In the past decades, food was less of a pressing geopolitical matter. The Green Revolution that took place in agriculture from the sixties on, mostly in Asia, saved millions of people from hunger. It meant great progress for humanity. Long gone are the days when Western consumers spent more than half of their income on food, as in the fifties. However, several recent developments have put food as a geopolitical theme back on the agenda. Numerous conflicts and the negative effects of climate change on food production have pushed large numbers of people into food insecurity. How can we understand food as a geopolitical matter? First, we are beginning tounderstand the complex nexus between food security, climate change, conflict and migration. Since more than half of the global population live in the 50 most food insecure countries (mostly in the Middle East, Africa, and Central Asia), only a small increase of food insecurity can lead to large displacement. In addition to the link between conflict and food insecurity, there is a direct link between food insecurity and migration. Second, food is increasingly becoming a strategic resource. National food strategies are becoming more relevant for countries with large populations in a world of climate change, resource scarcity, more protectionism and trade wars disrupting food trade flows. Flow security, having unencumbered access to food, raw materials and other goods, is a matter of national security.

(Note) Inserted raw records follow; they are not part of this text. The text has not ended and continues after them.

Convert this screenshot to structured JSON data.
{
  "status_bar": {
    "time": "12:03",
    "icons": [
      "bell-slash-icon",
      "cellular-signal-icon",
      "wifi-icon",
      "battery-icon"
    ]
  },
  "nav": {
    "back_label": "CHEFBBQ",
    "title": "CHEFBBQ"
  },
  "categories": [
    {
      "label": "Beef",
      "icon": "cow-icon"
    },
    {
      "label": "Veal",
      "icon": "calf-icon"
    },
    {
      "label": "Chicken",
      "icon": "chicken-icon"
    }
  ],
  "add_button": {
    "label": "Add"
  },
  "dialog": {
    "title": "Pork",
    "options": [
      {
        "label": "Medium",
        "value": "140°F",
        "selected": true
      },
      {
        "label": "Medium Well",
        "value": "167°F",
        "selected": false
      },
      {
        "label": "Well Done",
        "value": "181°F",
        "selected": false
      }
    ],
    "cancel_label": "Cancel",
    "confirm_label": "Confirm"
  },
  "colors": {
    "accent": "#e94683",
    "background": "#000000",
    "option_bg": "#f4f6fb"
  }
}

What are the developments that define the current geopolitics of food? First, while Africa’s population is rapidly growing, which will make it more dependent on food imports, 2019 also showed repeated signs of a new scramble for Africa. Second, out of necessity, China is on the rise as a global food power. The superpower will have to import more food in the future as well as try to buy land or crop facilities in other countries. Both the African continent and China are important to watch in 2020, considering that both populous and rising regions produce insufficient food to meet the needs of their own populations, making them dependent on food imports. Other food vulnerable countries are India, Indonesia, the Democratic Republic of Congo, Bangladesh, Pakistan, and Ethiopia.
What are the consequences for food secure countries? The U.S. and many European countries belong to the most food secure countries of 2019. If countries produce plenty of food for their own population and beyond (exports), this solidifies their position as a food nation. Food can be an important foreign policy tool. If food insecurity is a threat multiplier for conflict, improving food security can reduce tensions and contribute to more stable environments. One of the root causes of migration can be addressed by helping countries to improve their food security with agricultural projects or land restoration projects.
For instance, the EU could use its strong agricultural capacity to create strategic dependencies in exchange for raw materials. Likewise, the Netherlands is considered an important food nation but will have to adapt its capacity to the changing geopolitical reality of food.